The parking lot of Sears in Hicksville transformed into a sea of cars this past Saturday as part of the ninth annual Long Island Cruizin’ For A Cure Car Show. 

 

The show, which was founded by Jericho prostate cancer survivor Sandy Kane, is the only car show on Long Island dedicated to raising funds for research, testing and also education for early detection of prostate cancer. The all-volunteer car show usually draws around 4,000 attendees. It features 600 cars, trucks, motorcycles and more; a perfect day for car enthusiasts and the like.


Sports

This November, Hicksville resident Marlo Signoracci will head to Florida for Ironman, a demanding, long-distance triathlon that includes biking, running and swimming. Here, she shares her story as she prepares for one of the most physically challenging athletic events out there.

 

If it doesn’t challenge you, it doesn’t change you! 

At 6 a.m. on a blustery Saturday morning 1,600 people arrived at Theodore Roosevelt Memorial Park to participate in the 27th annual Runner’s Edge Tobay triathlon and tri- relay race. The participants were from all over Long Island, some from upstate NY, a few from out of state and were all ages and some even with disabilities but all came with one goal in mind, to finish.

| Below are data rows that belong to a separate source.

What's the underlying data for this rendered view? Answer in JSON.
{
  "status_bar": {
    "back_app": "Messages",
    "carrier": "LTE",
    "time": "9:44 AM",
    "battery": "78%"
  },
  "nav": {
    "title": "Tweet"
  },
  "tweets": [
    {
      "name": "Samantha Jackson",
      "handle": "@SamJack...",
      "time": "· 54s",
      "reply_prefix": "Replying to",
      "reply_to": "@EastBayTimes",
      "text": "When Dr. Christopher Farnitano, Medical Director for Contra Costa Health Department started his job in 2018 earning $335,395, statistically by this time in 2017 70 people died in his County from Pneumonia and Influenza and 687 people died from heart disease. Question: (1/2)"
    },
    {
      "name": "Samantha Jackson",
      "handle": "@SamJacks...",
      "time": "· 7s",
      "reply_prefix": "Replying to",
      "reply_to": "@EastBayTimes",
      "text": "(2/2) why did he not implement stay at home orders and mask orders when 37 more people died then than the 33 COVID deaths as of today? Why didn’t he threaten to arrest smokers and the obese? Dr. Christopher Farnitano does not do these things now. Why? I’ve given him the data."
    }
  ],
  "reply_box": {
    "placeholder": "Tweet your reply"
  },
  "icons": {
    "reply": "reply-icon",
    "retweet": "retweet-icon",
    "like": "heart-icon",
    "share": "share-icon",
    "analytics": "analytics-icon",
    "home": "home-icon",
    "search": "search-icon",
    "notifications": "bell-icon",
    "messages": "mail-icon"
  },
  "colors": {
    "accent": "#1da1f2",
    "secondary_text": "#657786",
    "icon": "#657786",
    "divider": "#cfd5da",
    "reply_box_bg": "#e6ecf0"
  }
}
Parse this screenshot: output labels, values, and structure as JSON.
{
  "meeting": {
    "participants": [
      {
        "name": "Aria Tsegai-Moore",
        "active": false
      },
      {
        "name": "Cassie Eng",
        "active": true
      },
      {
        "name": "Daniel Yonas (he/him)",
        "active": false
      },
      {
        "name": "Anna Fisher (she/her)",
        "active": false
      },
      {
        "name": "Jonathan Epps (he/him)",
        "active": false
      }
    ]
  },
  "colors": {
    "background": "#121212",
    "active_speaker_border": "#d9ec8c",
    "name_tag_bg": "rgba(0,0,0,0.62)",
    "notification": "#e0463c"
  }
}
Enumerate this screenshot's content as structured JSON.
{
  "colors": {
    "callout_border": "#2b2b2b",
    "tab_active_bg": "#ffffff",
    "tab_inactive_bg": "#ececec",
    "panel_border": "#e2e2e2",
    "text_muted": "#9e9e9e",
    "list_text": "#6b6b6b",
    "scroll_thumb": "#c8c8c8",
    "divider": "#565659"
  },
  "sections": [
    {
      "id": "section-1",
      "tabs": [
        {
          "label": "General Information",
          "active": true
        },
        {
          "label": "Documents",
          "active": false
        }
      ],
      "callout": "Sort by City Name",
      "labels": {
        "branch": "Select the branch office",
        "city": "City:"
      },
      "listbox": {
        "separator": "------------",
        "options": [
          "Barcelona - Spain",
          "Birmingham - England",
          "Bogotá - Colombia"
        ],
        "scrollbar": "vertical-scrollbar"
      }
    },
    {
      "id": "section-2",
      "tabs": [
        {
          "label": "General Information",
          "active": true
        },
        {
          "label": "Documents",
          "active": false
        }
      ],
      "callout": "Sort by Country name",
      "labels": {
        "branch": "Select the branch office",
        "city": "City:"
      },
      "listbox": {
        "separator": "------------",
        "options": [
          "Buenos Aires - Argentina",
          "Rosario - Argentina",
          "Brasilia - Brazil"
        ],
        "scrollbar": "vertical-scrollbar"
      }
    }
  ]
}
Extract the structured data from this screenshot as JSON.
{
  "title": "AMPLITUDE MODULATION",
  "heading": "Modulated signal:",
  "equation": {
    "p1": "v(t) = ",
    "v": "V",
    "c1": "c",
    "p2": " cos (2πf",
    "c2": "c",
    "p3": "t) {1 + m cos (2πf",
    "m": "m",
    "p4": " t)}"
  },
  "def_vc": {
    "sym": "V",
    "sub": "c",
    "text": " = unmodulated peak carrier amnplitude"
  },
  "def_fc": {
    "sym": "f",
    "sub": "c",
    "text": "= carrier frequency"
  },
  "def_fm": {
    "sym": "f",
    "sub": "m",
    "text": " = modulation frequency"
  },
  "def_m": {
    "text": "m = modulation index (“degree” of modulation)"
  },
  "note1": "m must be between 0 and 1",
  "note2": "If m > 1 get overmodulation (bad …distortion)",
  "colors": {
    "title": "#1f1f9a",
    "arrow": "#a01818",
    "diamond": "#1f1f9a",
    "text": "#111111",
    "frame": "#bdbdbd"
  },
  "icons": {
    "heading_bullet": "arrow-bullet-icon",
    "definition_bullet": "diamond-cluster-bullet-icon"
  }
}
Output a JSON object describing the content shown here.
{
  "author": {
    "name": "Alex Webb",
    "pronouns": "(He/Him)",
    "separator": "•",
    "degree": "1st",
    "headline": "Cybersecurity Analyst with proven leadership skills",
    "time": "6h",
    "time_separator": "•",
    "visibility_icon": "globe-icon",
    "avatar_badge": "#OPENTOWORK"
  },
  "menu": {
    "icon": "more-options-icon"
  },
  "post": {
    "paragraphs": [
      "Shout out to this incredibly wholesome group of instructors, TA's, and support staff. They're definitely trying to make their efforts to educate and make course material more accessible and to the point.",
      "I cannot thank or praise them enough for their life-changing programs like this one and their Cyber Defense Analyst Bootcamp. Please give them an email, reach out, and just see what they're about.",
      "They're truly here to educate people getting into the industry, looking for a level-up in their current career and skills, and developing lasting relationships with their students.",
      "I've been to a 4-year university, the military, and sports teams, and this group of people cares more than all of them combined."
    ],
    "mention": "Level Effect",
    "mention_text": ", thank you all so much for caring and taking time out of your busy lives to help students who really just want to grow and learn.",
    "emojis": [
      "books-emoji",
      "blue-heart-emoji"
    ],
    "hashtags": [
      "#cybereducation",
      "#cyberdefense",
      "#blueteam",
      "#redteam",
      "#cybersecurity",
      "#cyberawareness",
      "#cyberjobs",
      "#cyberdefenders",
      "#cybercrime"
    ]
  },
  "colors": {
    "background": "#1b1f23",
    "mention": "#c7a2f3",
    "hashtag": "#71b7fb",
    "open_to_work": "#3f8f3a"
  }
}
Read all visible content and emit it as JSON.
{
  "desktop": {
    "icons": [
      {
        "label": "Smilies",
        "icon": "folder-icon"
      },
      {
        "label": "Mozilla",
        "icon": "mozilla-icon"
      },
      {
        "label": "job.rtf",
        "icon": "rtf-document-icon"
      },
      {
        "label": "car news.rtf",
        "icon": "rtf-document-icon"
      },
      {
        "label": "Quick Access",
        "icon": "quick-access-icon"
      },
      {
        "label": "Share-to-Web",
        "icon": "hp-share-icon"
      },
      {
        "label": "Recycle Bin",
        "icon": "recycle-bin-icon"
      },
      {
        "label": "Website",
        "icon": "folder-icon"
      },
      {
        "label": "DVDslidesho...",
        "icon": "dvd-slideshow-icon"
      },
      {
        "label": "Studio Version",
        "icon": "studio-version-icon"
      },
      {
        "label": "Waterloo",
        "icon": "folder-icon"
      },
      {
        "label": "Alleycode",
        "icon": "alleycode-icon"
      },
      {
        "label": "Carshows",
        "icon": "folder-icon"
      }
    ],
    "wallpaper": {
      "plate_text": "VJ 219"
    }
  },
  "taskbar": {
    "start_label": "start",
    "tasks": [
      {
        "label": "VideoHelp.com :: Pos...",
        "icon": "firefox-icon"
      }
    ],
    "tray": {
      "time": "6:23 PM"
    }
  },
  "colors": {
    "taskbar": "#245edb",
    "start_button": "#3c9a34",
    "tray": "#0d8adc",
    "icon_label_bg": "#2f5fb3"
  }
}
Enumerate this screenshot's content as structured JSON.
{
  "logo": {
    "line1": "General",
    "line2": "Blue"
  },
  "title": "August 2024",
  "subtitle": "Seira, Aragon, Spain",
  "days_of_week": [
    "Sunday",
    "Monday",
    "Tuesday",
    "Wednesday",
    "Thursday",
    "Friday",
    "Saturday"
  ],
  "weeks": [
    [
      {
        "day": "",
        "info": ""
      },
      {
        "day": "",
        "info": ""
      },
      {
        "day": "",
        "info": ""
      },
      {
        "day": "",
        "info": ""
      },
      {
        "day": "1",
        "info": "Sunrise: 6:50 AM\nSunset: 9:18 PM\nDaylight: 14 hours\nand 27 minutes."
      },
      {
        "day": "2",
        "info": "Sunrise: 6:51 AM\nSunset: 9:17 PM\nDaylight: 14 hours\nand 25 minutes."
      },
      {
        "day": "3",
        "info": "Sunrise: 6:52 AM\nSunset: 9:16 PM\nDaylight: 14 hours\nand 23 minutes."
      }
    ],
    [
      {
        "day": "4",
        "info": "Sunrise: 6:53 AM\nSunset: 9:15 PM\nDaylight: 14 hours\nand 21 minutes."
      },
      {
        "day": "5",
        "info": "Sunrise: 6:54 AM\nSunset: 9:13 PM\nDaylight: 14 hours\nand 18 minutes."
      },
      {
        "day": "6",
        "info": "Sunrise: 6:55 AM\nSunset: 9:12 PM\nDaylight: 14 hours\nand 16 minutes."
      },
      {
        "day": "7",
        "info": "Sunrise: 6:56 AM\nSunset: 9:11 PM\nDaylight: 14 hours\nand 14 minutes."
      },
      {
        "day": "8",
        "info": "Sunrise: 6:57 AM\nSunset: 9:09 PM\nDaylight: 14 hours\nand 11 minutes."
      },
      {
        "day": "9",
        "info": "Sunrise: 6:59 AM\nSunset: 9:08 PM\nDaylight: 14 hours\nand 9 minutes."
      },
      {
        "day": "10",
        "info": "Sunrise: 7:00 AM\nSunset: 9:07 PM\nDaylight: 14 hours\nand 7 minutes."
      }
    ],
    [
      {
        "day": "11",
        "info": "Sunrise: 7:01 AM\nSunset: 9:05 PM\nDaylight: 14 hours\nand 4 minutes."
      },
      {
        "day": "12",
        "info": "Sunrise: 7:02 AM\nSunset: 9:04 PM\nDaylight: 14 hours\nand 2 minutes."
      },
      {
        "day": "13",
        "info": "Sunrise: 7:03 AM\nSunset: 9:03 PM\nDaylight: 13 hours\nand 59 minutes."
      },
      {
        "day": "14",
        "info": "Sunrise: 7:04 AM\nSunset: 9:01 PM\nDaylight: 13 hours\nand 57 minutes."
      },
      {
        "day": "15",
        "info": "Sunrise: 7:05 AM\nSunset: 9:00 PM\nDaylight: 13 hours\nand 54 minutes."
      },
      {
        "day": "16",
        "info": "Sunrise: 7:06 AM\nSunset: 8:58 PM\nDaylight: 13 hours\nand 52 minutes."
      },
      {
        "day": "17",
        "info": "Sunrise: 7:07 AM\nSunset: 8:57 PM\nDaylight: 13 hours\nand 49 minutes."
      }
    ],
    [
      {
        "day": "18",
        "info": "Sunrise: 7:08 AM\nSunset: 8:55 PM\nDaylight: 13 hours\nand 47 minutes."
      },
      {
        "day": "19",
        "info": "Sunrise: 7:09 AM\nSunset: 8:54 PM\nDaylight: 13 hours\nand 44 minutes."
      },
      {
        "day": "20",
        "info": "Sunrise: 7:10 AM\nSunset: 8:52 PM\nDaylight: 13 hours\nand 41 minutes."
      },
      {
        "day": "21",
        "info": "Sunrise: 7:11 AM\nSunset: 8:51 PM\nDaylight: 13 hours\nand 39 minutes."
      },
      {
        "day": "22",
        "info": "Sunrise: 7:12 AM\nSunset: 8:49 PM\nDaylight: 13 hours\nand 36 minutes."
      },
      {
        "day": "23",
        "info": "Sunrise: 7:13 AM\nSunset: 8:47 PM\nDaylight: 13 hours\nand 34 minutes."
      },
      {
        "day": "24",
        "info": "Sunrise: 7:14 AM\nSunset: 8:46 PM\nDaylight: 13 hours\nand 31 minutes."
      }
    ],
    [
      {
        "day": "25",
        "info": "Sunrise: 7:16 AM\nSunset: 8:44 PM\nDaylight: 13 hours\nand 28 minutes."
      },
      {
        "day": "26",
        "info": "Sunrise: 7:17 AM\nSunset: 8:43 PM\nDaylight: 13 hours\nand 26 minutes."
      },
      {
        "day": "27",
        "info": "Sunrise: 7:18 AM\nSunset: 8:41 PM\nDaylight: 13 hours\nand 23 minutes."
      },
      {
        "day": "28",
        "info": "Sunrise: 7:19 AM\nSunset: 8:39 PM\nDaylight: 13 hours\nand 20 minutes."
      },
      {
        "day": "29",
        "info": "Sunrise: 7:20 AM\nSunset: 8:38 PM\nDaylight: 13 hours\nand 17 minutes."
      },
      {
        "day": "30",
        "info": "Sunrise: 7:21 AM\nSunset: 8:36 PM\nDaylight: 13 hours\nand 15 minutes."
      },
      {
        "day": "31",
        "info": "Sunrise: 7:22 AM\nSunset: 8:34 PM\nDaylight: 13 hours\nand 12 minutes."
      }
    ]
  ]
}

The course starts out as a half mile swim in Oyster Bay Harbor, then a 9.3 mile bike ride through Oyster Bay, Laurel Hollow, and Cove neck which is very hilly but finishes with a 2.9 mile downhill to the finish. Then the riders have one more leg of the race which is 3.2 mile run through Mill Neck and Brookville, up to Planting Fields Arboretum and back down to Roosevelt Park to the finish line.


Calendar

Board of Ed Meeting - September 17

Back To School Night - September 18

Pasta Dinner Fundraiser - September 20


Columns

1959: The Year The Music Stopped Playing
Written by Michael A. Miller, mmillercolumn@gmail.com

The Eccentric Heiress Of ‘Empty Mansions’
Written by Mike Barry, MFBarry@optonline.net

Yellow Margarine And A Pitch For The Ages
Written by Michael A. Miller, mmillercolumn@gmail.com